• Work instructions:
Tally every line in the following material that has the word "label" in it, and answer with that figure alone.

• Task input:
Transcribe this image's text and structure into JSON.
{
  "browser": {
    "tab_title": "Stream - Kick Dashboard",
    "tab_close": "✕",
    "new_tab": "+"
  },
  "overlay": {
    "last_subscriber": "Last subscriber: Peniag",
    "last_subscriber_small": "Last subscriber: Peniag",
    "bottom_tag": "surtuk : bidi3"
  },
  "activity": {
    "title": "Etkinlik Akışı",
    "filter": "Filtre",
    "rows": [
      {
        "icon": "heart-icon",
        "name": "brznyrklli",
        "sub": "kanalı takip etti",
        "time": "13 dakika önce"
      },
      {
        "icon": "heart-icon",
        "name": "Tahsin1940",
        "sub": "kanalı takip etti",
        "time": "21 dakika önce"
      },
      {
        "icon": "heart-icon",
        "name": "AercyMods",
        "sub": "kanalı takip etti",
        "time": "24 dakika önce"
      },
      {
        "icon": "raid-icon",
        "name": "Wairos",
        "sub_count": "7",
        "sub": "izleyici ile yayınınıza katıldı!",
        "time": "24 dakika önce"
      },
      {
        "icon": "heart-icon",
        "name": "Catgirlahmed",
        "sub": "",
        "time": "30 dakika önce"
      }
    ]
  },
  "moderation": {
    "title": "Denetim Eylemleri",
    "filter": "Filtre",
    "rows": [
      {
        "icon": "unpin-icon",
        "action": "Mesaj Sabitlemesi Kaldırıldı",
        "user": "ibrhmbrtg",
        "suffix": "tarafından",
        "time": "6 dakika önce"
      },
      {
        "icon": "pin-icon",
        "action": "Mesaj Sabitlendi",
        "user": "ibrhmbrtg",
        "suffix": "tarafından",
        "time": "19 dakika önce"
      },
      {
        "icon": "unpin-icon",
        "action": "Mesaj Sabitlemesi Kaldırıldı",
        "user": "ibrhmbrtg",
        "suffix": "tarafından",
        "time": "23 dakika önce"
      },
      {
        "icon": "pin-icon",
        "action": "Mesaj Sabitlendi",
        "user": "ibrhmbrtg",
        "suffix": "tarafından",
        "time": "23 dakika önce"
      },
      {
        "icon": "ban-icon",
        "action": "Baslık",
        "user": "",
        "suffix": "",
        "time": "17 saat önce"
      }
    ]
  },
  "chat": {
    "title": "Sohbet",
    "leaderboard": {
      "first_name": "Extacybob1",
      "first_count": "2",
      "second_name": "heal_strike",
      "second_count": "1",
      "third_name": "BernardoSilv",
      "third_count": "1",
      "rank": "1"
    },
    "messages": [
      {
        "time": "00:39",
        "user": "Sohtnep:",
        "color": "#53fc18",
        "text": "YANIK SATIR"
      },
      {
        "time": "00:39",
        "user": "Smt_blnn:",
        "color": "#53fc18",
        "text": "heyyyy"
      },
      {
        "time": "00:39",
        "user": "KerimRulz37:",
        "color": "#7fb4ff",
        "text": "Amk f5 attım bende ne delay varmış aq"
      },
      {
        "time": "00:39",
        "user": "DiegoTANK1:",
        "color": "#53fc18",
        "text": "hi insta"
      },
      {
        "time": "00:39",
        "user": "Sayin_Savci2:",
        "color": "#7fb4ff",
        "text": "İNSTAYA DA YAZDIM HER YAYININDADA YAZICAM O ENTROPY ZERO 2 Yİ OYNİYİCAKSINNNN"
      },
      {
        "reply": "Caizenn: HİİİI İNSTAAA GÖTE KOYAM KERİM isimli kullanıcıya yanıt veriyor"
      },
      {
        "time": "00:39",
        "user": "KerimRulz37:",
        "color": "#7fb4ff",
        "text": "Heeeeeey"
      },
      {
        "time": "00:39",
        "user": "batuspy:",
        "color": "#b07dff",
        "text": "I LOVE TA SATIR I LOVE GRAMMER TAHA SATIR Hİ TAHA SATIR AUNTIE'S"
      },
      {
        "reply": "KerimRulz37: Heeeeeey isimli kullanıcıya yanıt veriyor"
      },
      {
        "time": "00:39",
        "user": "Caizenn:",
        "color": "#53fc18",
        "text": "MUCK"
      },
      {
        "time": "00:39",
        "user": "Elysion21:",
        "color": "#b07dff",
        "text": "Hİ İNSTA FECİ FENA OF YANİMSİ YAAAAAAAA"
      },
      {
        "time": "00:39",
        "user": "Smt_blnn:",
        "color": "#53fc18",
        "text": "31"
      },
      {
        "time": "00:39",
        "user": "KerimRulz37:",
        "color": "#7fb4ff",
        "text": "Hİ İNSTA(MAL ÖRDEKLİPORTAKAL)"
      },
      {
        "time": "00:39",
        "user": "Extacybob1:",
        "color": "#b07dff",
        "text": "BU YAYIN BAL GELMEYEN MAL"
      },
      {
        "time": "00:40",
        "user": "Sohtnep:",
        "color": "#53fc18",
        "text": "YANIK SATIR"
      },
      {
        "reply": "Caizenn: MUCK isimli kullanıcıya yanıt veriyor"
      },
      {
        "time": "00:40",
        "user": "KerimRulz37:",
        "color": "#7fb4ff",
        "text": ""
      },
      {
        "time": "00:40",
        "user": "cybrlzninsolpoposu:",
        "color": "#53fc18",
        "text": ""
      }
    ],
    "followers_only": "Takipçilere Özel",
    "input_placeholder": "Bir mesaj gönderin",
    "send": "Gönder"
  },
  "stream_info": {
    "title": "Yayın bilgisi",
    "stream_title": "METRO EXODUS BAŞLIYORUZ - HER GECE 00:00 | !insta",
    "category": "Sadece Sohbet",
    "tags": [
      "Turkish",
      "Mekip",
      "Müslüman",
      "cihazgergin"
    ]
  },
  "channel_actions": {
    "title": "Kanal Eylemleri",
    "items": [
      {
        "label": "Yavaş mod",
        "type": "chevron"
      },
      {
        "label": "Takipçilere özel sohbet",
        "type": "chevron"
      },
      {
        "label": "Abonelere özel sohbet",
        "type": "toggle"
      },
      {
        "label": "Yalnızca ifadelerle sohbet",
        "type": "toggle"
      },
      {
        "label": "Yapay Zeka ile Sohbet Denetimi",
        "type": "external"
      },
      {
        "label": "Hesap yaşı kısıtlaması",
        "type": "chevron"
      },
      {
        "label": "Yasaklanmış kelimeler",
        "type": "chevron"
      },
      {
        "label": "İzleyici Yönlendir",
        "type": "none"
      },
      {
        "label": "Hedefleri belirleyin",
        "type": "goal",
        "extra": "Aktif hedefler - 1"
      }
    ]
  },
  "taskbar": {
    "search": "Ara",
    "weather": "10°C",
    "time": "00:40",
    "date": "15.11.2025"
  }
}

• Answer below:
9